Dataset rows describing interfaces
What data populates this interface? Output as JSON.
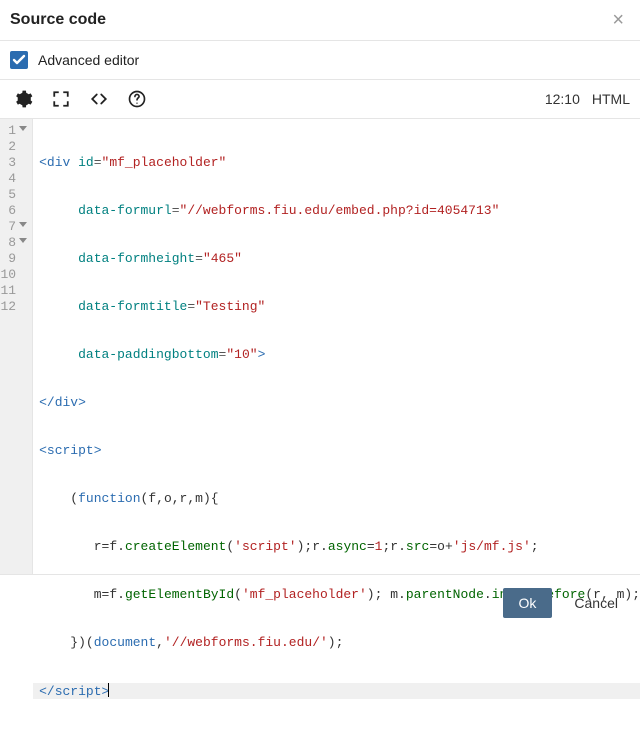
{
  "header": {
    "title": "Source code"
  },
  "adv": {
    "label": "Advanced editor",
    "checked": true
  },
  "toolbar": {
    "cursor_pos": "12:10",
    "lang": "HTML"
  },
  "footer": {
    "ok": "Ok",
    "cancel": "Cancel"
  },
  "lines": [
    1,
    2,
    3,
    4,
    5,
    6,
    7,
    8,
    9,
    10,
    11,
    12
  ],
  "foldable": [
    1,
    7,
    8
  ],
  "active_line": 12,
  "code": {
    "tag_div": "div",
    "tag_script": "script",
    "attr_id": "id",
    "attr_dataformurl": "data-formurl",
    "attr_dataformheight": "data-formheight",
    "attr_dataformtitle": "data-formtitle",
    "attr_datapaddingbottom": "data-paddingbottom",
    "val_id": "\"mf_placeholder\"",
    "val_formurl": "\"//webforms.fiu.edu/embed.php?id=4054713\"",
    "val_formheight": "\"465\"",
    "val_formtitle": "\"Testing\"",
    "val_paddingbottom": "\"10\"",
    "kw_function": "function",
    "fn_createElement": "createElement",
    "fn_getElementById": "getElementById",
    "fn_insertBefore": "insertBefore",
    "var_document": "document",
    "prop_async": "async",
    "prop_src": "src",
    "prop_parentNode": "parentNode",
    "str_script": "'script'",
    "str_jsmf": "'js/mf.js'",
    "str_mfph": "'mf_placeholder'",
    "str_wfurl": "'//webforms.fiu.edu/'",
    "num_1": "1",
    "p_open": "(",
    "p_close": ")",
    "brace_open": "{",
    "brace_close": "}",
    "semi": ";",
    "dot": ".",
    "eq": "=",
    "plus": "+",
    "comma": ",",
    "space": " ",
    "lt": "<",
    "gt": ">",
    "slash": "/",
    "params": "f,o,r,m",
    "r": "r",
    "f": "f",
    "m": "m",
    "o": "o",
    "ind1": "     ",
    "ind2": "    ",
    "ind3": "       ",
    "ind4": "        "
  }
}
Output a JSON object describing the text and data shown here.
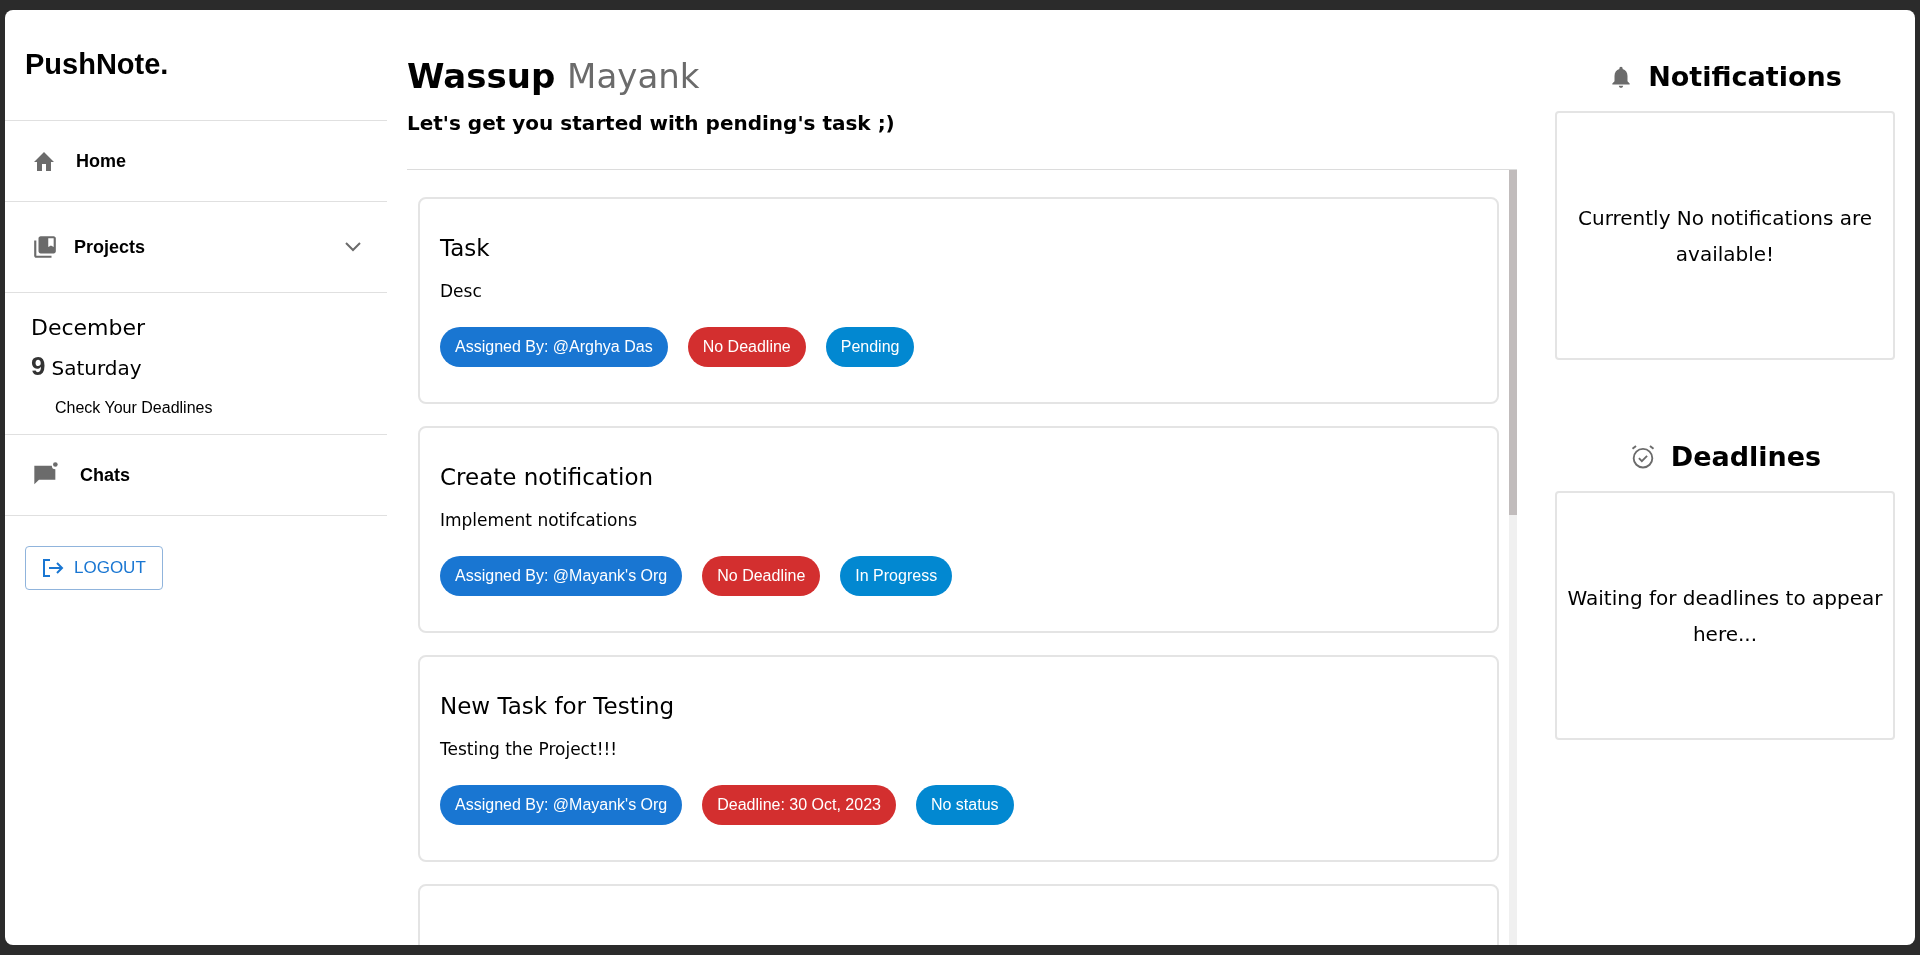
{
  "sidebar": {
    "brand": "PushNote.",
    "nav": [
      {
        "kind": "link",
        "label": "Home"
      },
      {
        "kind": "dropdown",
        "label": "Projects",
        "expanded": false
      },
      {
        "kind": "date",
        "month": "December",
        "day": "9",
        "weekday": "Saturday",
        "link": "Check Your Deadlines"
      },
      {
        "kind": "link",
        "label": "Chats"
      }
    ],
    "logout": "LOGOUT"
  },
  "greeting": {
    "word": "Wassup",
    "name": "Mayank",
    "subtitle": "Let's get you started with pending's task ;)"
  },
  "tasks": [
    {
      "kind": "card",
      "title": "Task",
      "description": "Desc",
      "chips": [
        {
          "text": "Assigned By: @Arghya Das",
          "color": "#1976d2"
        },
        {
          "text": "No Deadline",
          "color": "#d32f2f"
        },
        {
          "text": "Pending",
          "color": "#0288d1"
        }
      ]
    },
    {
      "kind": "card",
      "title": "Create notification",
      "description": "Implement notifcations",
      "chips": [
        {
          "text": "Assigned By: @Mayank's Org",
          "color": "#1976d2"
        },
        {
          "text": "No Deadline",
          "color": "#d32f2f"
        },
        {
          "text": "In Progress",
          "color": "#0288d1"
        }
      ]
    },
    {
      "kind": "card",
      "title": "New Task for Testing",
      "description": "Testing the Project!!!",
      "chips": [
        {
          "text": "Assigned By: @Mayank's Org",
          "color": "#1976d2"
        },
        {
          "text": "Deadline: 30 Oct, 2023",
          "color": "#d32f2f"
        },
        {
          "text": "No status",
          "color": "#0288d1"
        }
      ]
    },
    {
      "kind": "clipped"
    }
  ],
  "panels": [
    {
      "title": "Notifications",
      "message": "Currently No notifications are available!"
    },
    {
      "title": "Deadlines",
      "message": "Waiting for deadlines to appear here..."
    }
  ]
}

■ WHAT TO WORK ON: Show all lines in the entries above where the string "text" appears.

■ RESULT BELOW:
Output a JSON object describing the text and data shown here.
          "text": "Assigned By: @Arghya Das",
          "text": "No Deadline",
          "text": "Pending",
          "text": "Assigned By: @Mayank's Org",
          "text": "No Deadline",
          "text": "In Progress",
          "text": "Assigned By: @Mayank's Org",
          "text": "Deadline: 30 Oct, 2023",
          "text": "No status",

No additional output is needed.